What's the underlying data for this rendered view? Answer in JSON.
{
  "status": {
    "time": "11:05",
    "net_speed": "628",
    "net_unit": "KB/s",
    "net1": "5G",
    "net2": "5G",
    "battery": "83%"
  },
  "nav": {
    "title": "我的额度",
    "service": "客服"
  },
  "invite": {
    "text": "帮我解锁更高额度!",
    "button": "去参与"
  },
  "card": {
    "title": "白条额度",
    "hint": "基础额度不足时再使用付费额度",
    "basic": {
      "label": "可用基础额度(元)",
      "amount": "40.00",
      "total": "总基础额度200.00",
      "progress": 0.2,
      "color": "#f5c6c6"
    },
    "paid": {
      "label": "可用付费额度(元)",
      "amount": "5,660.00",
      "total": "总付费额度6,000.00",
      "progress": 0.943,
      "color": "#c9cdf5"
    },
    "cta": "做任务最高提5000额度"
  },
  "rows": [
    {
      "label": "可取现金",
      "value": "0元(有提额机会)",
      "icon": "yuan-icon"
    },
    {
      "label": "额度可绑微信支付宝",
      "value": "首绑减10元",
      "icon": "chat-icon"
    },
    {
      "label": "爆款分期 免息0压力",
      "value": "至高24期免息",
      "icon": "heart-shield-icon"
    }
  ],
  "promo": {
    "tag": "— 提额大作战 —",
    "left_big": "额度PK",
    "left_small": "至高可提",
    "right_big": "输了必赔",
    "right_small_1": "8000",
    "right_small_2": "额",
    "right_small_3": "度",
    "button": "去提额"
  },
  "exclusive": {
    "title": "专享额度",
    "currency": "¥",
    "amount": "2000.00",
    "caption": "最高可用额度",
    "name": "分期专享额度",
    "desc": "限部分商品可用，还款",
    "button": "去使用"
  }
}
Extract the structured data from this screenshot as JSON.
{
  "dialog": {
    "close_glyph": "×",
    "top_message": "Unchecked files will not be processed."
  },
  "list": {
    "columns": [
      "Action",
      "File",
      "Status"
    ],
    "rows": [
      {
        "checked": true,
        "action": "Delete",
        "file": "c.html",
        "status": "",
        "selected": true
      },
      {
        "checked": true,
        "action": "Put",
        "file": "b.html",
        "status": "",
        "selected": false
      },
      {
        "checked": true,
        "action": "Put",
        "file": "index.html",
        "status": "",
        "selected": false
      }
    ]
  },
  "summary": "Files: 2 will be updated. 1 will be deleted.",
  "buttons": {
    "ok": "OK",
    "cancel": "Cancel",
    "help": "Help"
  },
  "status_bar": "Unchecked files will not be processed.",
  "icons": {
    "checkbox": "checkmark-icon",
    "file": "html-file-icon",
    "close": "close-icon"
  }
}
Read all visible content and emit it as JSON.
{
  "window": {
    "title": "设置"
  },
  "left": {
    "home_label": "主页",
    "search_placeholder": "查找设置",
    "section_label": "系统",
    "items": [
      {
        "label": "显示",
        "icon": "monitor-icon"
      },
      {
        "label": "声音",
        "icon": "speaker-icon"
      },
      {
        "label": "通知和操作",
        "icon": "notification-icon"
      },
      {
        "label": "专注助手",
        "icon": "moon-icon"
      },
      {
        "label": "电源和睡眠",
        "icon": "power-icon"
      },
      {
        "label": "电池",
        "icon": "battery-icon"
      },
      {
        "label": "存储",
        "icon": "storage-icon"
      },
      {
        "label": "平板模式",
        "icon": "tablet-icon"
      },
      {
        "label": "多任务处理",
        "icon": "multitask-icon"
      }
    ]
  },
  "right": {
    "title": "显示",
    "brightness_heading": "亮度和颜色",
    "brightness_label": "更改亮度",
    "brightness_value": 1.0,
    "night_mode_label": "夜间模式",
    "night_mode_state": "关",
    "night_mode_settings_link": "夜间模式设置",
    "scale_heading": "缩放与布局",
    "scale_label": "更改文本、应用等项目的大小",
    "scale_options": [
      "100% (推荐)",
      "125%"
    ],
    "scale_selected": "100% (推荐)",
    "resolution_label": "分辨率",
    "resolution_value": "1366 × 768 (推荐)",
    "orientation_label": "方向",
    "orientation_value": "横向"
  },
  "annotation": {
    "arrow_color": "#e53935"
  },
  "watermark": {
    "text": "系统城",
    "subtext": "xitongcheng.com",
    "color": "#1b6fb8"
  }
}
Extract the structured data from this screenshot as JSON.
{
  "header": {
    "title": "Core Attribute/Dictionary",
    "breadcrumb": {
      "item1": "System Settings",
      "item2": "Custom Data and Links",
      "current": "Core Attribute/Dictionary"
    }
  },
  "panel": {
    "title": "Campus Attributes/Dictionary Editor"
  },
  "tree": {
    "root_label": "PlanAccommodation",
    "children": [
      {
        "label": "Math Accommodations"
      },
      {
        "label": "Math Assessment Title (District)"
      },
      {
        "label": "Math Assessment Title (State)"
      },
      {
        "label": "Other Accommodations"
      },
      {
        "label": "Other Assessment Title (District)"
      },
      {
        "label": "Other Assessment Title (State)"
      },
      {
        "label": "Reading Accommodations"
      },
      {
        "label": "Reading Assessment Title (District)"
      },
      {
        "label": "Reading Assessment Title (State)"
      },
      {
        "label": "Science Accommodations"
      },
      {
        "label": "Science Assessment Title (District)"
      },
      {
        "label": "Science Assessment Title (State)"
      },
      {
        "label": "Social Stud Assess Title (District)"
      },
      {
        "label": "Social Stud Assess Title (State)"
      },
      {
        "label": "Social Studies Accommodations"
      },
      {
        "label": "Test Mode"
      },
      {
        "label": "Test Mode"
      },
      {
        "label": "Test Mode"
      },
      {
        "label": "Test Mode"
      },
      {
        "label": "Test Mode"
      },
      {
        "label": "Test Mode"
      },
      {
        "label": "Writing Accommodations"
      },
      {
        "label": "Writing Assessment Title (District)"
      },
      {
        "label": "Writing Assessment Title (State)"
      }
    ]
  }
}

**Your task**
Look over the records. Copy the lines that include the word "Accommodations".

**Answer space**
        "label": "Math Accommodations"
        "label": "Other Accommodations"
        "label": "Reading Accommodations"
        "label": "Science Accommodations"
        "label": "Social Studies Accommodations"
        "label": "Writing Accommodations"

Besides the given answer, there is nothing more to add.